. The name died out after the Middle Ages, but it was revived by the movie 'Breakfast at Tiffany's' (1961), the title of which refers to the Tiffany's jewelry store in New York.
Created by the Hungarian author Mór Jókai for a character in his novel 'The Golden Man' (1873). The name is apparently based on the Greek word ευθυμια (euthymia)
meaning "good spirits, cheerfulness".
Possibly related to Georgian სინათლე (sinatle)
"light". The name was devised by the Georgian poet Shota Rustaveli for his 12th-century epic poem 'The Knight in the Panther's Skin', in which Tinatin is the ruler of Arabia and the lover of Avtandil
Means "nightingale" in Sindarin. In the 'Silmarillion' (1977) by J. R. R. Tolkien, Tinuviel was the daughter of Thingol the elf king and the beloved of Beren, who with her help retrieved one of the Silmarils from the iron crown of Morgoth.
TIRTAm & fIndonesian
Means "sacred water, place of pilgrimage" in Indonesian, ultimately from Sanskrit तीर्थ (tirtha)
From the Hebrew name תִּרְצָה (Tirtzah)
meaning "favourable". Tirzah is the name of one of the daughters of Zelophehad
in the Old Testament. It also occurs in the Old Testament as a place name, the early residence of the kings of the northern kingdom.
Means "avenging murder" in Greek, derived from τισις (tisis)
"vengeance" and φονη (phone)
"murder". This was the name of one of the Furies or Ερινυες (Erinyes)
in Greek mythology. She killed Cithaeron with the bite of one of the snakes on her head.
Perhaps based on Latin Titanius
meaning "of the Titans". This name was (first?) used by Shakespeare in his comedy 'A Midsummer Night's Dream' (1595) where it is the name of the queen of the fairies.
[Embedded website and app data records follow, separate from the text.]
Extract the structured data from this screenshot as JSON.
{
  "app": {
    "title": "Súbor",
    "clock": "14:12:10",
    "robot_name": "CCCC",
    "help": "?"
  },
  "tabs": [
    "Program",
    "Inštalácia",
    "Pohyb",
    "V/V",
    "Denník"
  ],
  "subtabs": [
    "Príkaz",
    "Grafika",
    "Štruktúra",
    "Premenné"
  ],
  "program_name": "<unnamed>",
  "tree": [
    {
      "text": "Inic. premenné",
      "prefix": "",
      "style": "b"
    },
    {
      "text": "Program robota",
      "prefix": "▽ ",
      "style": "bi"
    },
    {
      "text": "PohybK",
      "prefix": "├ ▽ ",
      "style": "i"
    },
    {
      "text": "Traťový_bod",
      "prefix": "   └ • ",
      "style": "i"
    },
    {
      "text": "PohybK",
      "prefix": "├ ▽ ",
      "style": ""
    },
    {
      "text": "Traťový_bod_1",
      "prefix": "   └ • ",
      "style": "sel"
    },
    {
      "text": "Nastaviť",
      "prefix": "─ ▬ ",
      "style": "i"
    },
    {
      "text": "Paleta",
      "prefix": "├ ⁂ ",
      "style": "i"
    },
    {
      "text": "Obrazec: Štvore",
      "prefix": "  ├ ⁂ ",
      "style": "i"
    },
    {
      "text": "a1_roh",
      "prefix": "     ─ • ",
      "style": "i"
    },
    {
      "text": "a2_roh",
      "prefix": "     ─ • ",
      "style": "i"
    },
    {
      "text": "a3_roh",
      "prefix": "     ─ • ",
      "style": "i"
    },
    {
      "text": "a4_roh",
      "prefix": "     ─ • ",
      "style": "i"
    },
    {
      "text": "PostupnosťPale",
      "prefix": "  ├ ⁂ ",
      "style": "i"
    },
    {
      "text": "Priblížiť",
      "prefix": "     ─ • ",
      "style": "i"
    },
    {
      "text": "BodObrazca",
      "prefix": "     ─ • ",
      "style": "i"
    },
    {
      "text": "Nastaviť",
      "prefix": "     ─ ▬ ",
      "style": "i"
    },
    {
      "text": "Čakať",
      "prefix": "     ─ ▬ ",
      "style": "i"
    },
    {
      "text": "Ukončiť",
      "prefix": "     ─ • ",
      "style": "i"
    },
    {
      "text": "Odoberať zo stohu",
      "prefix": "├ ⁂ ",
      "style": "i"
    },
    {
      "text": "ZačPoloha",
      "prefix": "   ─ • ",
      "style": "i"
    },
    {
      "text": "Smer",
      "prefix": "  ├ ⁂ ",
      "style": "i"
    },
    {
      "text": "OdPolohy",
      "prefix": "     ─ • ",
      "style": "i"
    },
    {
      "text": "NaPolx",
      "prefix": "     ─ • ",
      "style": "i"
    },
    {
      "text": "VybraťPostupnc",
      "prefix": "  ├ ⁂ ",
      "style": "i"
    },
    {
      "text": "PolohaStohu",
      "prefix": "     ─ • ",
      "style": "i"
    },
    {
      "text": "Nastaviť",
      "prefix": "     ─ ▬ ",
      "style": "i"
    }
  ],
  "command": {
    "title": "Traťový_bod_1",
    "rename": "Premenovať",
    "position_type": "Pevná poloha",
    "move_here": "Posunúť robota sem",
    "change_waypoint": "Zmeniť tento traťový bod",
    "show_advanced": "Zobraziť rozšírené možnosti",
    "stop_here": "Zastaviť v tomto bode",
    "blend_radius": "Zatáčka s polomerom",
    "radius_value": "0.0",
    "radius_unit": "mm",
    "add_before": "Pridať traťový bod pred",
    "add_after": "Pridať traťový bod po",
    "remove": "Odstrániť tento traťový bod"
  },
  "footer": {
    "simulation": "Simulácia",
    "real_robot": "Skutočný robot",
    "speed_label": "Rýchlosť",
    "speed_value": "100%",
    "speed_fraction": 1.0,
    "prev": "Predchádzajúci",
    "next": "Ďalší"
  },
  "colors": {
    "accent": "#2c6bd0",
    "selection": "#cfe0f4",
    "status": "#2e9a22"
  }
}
This is also a moon of Uranus, named after the Shakespearian character.
Diminutive of LETITIA
. This is now a slang word for the female breast, and the name has subsequently dropped out of common use.
TIVOLIm & fVarious
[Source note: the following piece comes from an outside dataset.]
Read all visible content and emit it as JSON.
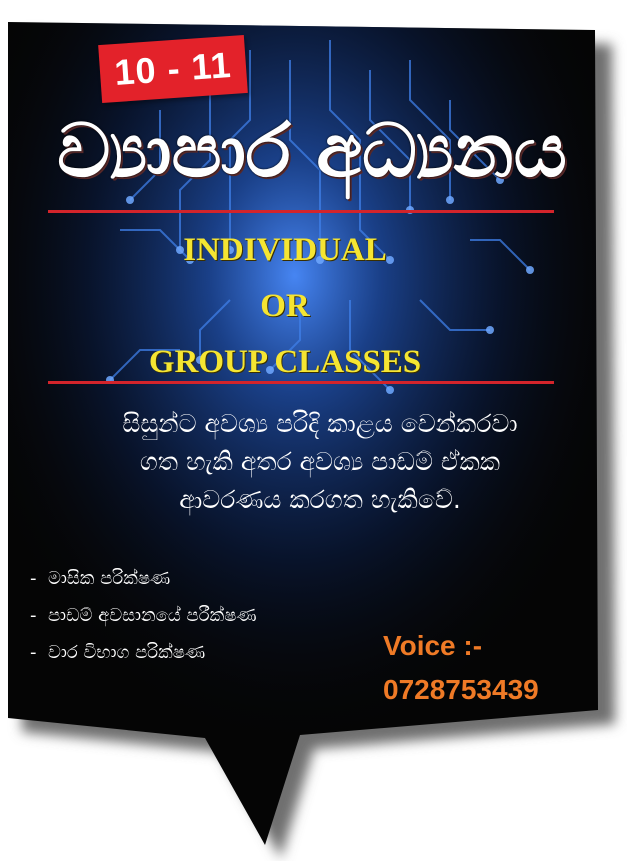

From the name of a picturesque Italian town, used as a summer resort by the ancient Romans.
Means "tulip" in Welsh. This is a modern Welsh name.